* Data to process:
****************

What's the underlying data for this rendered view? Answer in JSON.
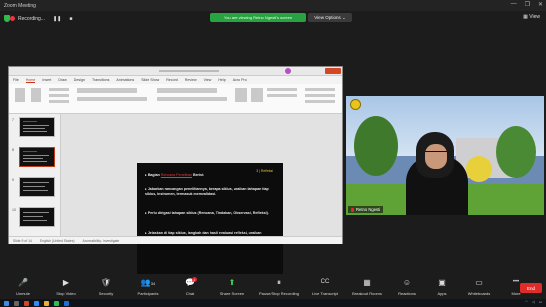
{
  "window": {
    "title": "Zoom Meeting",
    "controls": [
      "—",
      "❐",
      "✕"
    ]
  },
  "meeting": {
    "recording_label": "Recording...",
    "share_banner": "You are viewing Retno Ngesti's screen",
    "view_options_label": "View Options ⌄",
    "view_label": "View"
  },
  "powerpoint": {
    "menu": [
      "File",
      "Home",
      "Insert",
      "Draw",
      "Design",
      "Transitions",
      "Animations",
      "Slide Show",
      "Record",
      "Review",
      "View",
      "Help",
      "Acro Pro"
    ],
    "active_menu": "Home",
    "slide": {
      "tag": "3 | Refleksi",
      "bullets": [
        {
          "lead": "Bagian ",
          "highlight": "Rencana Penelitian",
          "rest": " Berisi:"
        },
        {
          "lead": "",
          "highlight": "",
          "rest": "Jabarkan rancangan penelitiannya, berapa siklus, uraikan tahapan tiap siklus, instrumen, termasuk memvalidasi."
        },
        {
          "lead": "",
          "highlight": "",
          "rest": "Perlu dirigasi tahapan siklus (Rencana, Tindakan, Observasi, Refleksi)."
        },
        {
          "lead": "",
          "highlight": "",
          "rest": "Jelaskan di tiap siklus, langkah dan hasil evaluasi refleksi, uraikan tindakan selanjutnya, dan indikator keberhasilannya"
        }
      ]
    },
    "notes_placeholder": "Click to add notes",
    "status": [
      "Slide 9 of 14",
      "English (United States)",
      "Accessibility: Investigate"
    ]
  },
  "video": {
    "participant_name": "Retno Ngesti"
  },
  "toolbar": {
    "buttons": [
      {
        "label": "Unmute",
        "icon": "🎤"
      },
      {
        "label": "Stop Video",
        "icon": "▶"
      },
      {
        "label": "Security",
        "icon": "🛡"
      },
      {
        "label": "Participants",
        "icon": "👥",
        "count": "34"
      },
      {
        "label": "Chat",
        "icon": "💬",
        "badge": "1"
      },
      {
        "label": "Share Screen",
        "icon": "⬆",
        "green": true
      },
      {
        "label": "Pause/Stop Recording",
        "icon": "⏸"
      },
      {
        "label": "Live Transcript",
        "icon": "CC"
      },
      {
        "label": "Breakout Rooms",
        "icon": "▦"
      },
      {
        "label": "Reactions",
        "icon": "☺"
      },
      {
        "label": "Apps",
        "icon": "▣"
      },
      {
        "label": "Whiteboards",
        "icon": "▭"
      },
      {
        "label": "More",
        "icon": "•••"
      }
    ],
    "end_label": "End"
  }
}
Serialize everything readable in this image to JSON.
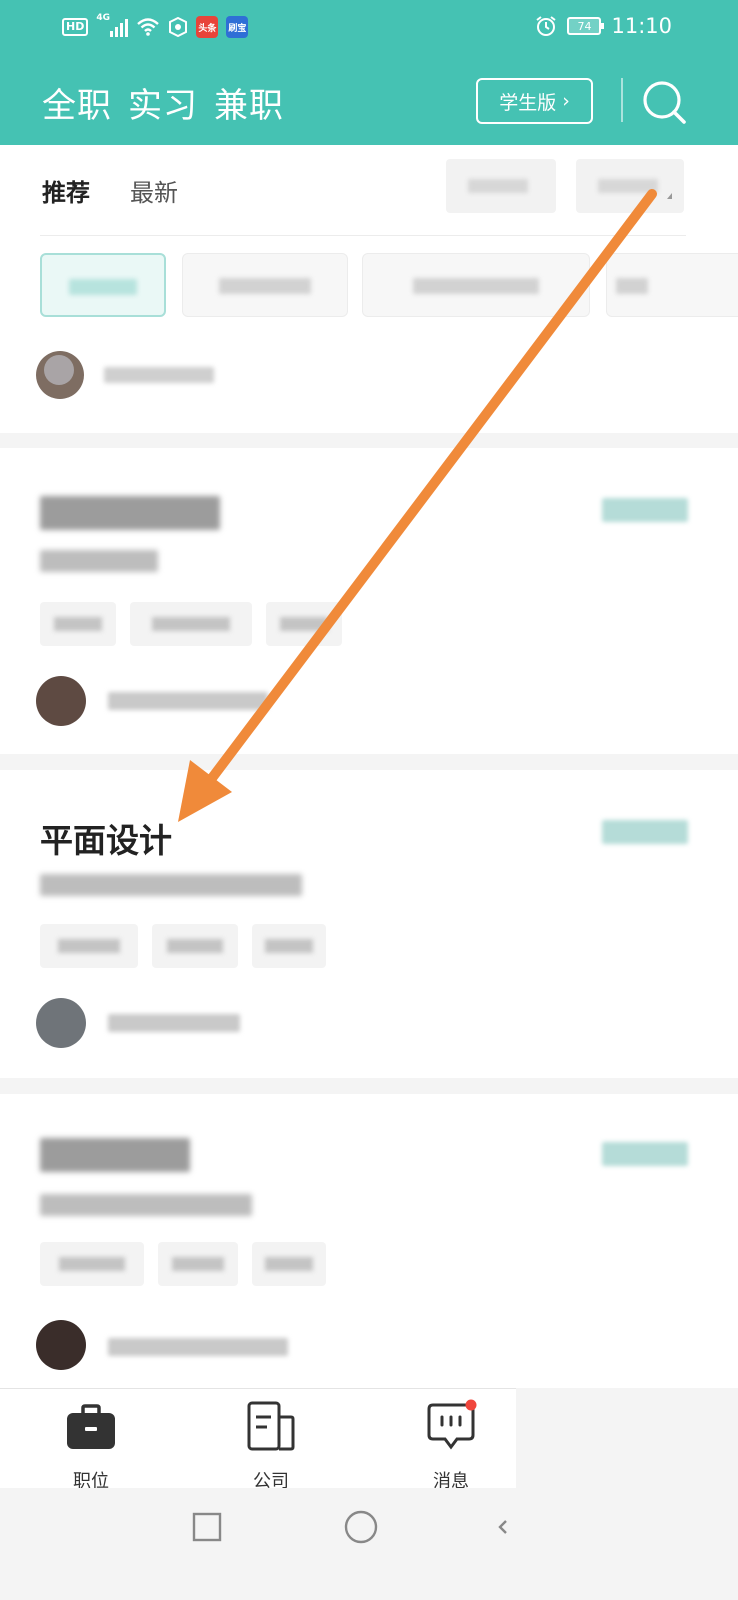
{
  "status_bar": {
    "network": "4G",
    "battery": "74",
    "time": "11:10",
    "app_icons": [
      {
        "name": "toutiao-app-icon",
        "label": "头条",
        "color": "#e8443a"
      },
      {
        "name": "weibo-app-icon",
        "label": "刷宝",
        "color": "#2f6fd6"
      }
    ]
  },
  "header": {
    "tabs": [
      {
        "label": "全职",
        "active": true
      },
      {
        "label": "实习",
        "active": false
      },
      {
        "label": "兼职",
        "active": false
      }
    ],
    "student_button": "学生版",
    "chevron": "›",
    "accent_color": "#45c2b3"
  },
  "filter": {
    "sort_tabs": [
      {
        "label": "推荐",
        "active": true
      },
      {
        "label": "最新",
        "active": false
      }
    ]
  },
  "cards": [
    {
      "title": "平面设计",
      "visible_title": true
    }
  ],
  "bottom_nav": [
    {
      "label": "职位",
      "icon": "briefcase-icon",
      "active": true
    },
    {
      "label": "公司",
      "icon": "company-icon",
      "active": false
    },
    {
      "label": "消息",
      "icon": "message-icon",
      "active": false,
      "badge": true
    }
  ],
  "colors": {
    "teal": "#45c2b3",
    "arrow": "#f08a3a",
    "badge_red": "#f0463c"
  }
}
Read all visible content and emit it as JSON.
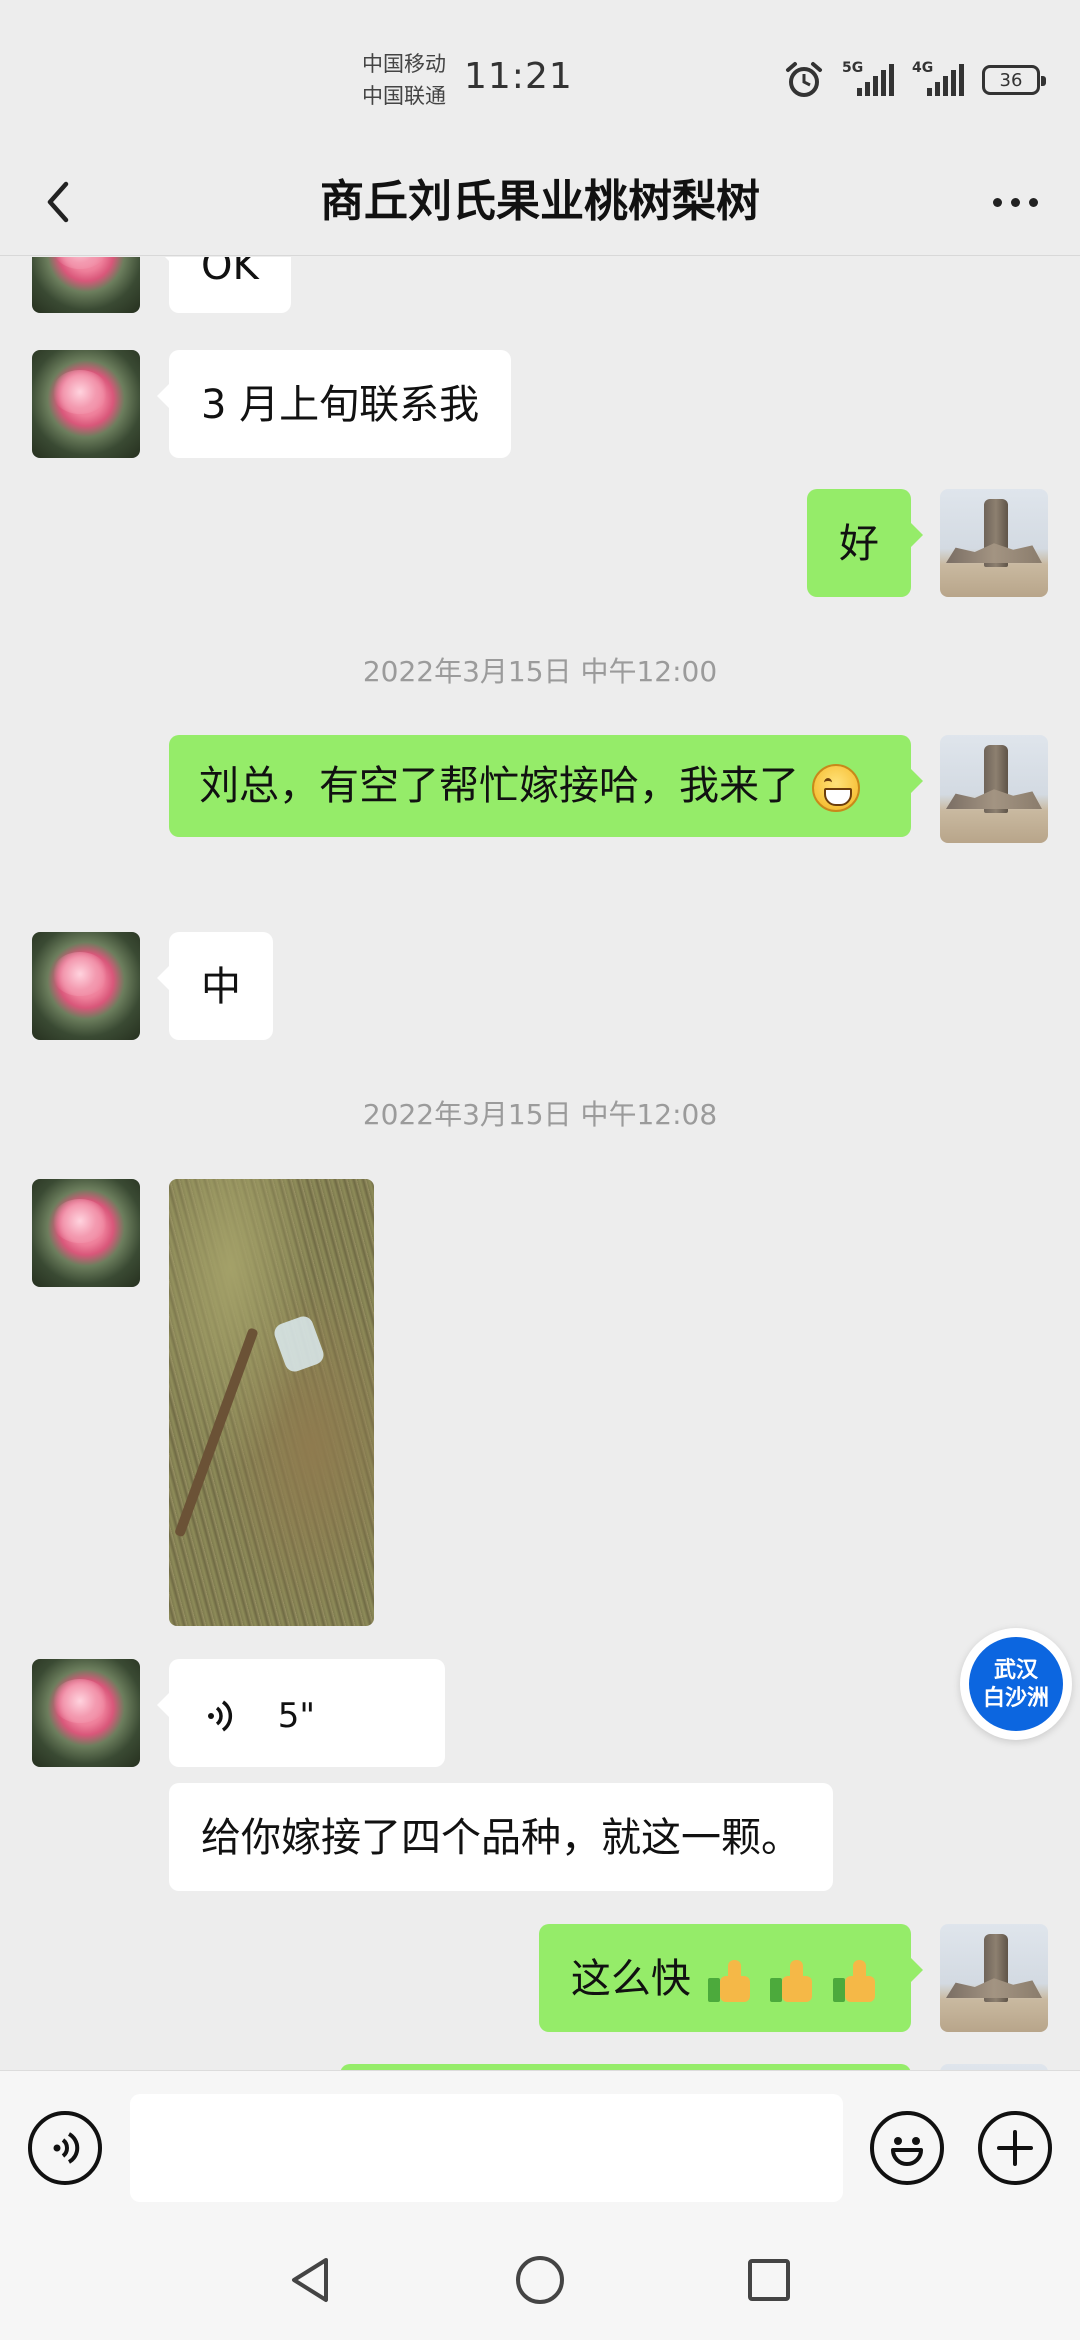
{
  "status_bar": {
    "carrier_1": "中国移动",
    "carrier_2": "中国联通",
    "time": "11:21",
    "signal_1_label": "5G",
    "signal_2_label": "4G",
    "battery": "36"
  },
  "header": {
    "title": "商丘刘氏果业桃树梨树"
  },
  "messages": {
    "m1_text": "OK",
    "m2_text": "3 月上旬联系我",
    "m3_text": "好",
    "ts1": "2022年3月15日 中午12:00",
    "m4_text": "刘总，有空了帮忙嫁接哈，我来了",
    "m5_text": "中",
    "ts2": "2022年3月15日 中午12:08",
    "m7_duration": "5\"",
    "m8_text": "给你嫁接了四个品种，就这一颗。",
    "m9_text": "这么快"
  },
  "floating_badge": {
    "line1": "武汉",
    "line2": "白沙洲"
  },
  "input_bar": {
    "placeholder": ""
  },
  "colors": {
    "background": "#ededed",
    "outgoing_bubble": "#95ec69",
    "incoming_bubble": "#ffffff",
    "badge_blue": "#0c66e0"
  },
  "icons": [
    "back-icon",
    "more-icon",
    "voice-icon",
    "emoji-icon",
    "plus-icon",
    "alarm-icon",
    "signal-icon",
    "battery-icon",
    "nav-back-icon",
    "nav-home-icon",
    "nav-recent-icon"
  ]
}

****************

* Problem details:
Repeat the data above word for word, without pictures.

* Result of this exercise:
What's the underlying data for this rendered view? Answer in JSON.
{
  "window": {
    "title": "Zoom Meeting",
    "controls": [
      "—",
      "❐",
      "✕"
    ]
  },
  "meeting": {
    "recording_label": "Recording...",
    "share_banner": "You are viewing Retno Ngesti's screen",
    "view_options_label": "View Options ⌄",
    "view_label": "View"
  },
  "powerpoint": {
    "menu": [
      "File",
      "Home",
      "Insert",
      "Draw",
      "Design",
      "Transitions",
      "Animations",
      "Slide Show",
      "Record",
      "Review",
      "View",
      "Help",
      "Acro Pro"
    ],
    "active_menu": "Home",
    "slide": {
      "tag": "3 | Refleksi",
      "bullets": [
        {
          "lead": "Bagian ",
          "highlight": "Rencana Penelitian",
          "rest": " Berisi:"
        },
        {
          "lead": "",
          "highlight": "",
          "rest": "Jabarkan rancangan penelitiannya, berapa siklus, uraikan tahapan tiap siklus, instrumen, termasuk memvalidasi."
        },
        {
          "lead": "",
          "highlight": "",
          "rest": "Perlu dirigasi tahapan siklus (Rencana, Tindakan, Observasi, Refleksi)."
        },
        {
          "lead": "",
          "highlight": "",
          "rest": "Jelaskan di tiap siklus, langkah dan hasil evaluasi refleksi, uraikan tindakan selanjutnya, dan indikator keberhasilannya"
        }
      ]
    },
    "notes_placeholder": "Click to add notes",
    "status": [
      "Slide 9 of 14",
      "English (United States)",
      "Accessibility: Investigate"
    ]
  },
  "video": {
    "participant_name": "Retno Ngesti"
  },
  "toolbar": {
    "buttons": [
      {
        "label": "Unmute",
        "icon": "🎤"
      },
      {
        "label": "Stop Video",
        "icon": "▶"
      },
      {
        "label": "Security",
        "icon": "🛡"
      },
      {
        "label": "Participants",
        "icon": "👥",
        "count": "34"
      },
      {
        "label": "Chat",
        "icon": "💬",
        "badge": "1"
      },
      {
        "label": "Share Screen",
        "icon": "⬆",
        "green": true
      },
      {
        "label": "Pause/Stop Recording",
        "icon": "⏸"
      },
      {
        "label": "Live Transcript",
        "icon": "CC"
      },
      {
        "label": "Breakout Rooms",
        "icon": "▦"
      },
      {
        "label": "Reactions",
        "icon": "☺"
      },
      {
        "label": "Apps",
        "icon": "▣"
      },
      {
        "label": "Whiteboards",
        "icon": "▭"
      },
      {
        "label": "More",
        "icon": "•••"
      }
    ],
    "end_label": "End"
  }
}
Serialize everything readable in this image to JSON.
{
  "status_bar": {
    "network": "4G",
    "battery": "74",
    "time": "11:10",
    "app_icons": [
      {
        "name": "toutiao-app-icon",
        "label": "头条",
        "color": "#e8443a"
      },
      {
        "name": "weibo-app-icon",
        "label": "刷宝",
        "color": "#2f6fd6"
      }
    ]
  },
  "header": {
    "tabs": [
      {
        "label": "全职",
        "active": true
      },
      {
        "label": "实习",
        "active": false
      },
      {
        "label": "兼职",
        "active": false
      }
    ],
    "student_button": "学生版",
    "chevron": "›",
    "accent_color": "#45c2b3"
  },
  "filter": {
    "sort_tabs": [
      {
        "label": "推荐",
        "active": true
      },
      {
        "label": "最新",
        "active": false
      }
    ]
  },
  "cards": [
    {
      "title": "平面设计",
      "visible_title": true
    }
  ],
  "bottom_nav": [
    {
      "label": "职位",
      "icon": "briefcase-icon",
      "active": true
    },
    {
      "label": "公司",
      "icon": "company-icon",
      "active": false
    },
    {
      "label": "消息",
      "icon": "message-icon",
      "active": false,
      "badge": true
    }
  ],
  "colors": {
    "teal": "#45c2b3",
    "arrow": "#f08a3a",
    "badge_red": "#f0463c"
  }
}
Read all visible content and emit it as JSON.
{
  "status_bar": {
    "carrier_1": "中国移动",
    "carrier_2": "中国联通",
    "time": "11:21",
    "signal_1_label": "5G",
    "signal_2_label": "4G",
    "battery": "36"
  },
  "header": {
    "title": "商丘刘氏果业桃树梨树"
  },
  "messages": {
    "m1_text": "OK",
    "m2_text": "3 月上旬联系我",
    "m3_text": "好",
    "ts1": "2022年3月15日 中午12:00",
    "m4_text": "刘总，有空了帮忙嫁接哈，我来了",
    "m5_text": "中",
    "ts2": "2022年3月15日 中午12:08",
    "m7_duration": "5\"",
    "m8_text": "给你嫁接了四个品种，就这一颗。",
    "m9_text": "这么快"
  },
  "floating_badge": {
    "line1": "武汉",
    "line2": "白沙洲"
  },
  "input_bar": {
    "placeholder": ""
  },
  "colors": {
    "background": "#ededed",
    "outgoing_bubble": "#95ec69",
    "incoming_bubble": "#ffffff",
    "badge_blue": "#0c66e0"
  },
  "icons": [
    "back-icon",
    "more-icon",
    "voice-icon",
    "emoji-icon",
    "plus-icon",
    "alarm-icon",
    "signal-icon",
    "battery-icon",
    "nav-back-icon",
    "nav-home-icon",
    "nav-recent-icon"
  ]
}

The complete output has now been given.